*** INFORMATION SHOWN Section Begins ***
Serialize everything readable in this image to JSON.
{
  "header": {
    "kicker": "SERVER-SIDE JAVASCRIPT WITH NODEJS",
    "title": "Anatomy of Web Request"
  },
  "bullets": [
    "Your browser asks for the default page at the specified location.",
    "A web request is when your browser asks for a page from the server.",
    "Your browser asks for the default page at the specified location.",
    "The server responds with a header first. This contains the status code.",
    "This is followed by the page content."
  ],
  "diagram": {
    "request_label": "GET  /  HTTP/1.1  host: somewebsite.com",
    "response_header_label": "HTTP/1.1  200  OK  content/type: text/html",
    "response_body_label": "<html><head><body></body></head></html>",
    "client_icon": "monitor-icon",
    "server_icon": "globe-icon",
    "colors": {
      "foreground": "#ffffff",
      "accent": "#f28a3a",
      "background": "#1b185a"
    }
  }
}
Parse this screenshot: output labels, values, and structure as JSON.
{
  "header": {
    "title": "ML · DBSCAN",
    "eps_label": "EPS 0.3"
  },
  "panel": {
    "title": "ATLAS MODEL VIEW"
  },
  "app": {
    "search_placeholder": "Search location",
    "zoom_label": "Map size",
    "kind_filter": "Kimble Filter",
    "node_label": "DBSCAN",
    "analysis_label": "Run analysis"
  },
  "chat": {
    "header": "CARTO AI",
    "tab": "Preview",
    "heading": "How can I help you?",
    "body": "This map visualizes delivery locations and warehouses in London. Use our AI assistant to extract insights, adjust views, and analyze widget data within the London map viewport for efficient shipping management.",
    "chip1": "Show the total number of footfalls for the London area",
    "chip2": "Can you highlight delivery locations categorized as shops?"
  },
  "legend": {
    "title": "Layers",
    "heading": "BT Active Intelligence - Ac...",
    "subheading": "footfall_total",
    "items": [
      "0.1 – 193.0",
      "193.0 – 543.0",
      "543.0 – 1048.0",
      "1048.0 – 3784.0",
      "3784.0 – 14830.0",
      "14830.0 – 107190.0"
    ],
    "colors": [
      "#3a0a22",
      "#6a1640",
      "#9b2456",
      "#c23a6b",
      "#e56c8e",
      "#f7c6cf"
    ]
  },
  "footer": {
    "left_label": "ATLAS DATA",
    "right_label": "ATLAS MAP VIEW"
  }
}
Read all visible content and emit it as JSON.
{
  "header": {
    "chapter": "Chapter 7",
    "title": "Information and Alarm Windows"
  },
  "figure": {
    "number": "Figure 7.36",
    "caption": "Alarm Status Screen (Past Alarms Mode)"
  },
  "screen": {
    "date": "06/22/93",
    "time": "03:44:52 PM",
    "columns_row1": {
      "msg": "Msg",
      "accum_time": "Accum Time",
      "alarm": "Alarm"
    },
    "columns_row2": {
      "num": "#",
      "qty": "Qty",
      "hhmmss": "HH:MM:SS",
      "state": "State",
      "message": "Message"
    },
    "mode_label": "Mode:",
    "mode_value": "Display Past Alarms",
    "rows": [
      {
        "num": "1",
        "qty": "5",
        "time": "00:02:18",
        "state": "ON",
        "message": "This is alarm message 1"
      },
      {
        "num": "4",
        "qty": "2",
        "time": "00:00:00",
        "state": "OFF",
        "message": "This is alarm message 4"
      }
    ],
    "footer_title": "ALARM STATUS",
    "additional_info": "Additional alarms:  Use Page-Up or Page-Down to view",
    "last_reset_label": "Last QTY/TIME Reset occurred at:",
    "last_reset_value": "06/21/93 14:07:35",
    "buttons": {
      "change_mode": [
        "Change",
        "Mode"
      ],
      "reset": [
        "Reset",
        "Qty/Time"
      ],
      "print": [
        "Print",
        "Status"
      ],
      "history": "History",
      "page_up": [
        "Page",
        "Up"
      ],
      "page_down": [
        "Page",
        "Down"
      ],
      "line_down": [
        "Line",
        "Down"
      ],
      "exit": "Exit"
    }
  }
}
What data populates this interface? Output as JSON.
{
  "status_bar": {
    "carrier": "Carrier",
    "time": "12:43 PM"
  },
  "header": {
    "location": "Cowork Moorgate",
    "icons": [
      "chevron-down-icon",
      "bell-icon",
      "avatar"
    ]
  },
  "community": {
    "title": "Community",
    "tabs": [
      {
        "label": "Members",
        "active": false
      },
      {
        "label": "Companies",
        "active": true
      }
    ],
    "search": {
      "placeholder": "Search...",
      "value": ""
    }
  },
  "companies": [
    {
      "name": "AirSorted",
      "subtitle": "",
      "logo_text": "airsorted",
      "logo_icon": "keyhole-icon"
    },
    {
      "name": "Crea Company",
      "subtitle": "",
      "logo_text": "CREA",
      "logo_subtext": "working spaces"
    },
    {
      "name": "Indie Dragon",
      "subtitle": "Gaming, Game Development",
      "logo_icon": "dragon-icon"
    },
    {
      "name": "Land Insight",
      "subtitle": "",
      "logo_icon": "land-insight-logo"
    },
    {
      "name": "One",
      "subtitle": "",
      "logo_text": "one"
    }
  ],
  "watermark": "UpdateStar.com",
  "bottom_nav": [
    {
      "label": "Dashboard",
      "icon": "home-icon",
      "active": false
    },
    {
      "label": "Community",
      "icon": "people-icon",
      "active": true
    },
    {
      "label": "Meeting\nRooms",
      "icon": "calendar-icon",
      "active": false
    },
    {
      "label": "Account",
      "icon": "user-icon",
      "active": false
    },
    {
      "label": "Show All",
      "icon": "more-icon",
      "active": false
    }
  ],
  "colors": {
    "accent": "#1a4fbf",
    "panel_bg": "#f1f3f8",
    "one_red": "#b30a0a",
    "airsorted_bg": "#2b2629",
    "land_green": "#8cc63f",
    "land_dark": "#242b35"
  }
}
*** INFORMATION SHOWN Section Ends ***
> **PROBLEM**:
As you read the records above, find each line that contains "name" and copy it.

> **RESPONSE TO THIS EXERCISE**:
      "name": "AirSorted",
      "name": "Crea Company",
      "name": "Indie Dragon",
      "name": "Land Insight",
      "name": "One",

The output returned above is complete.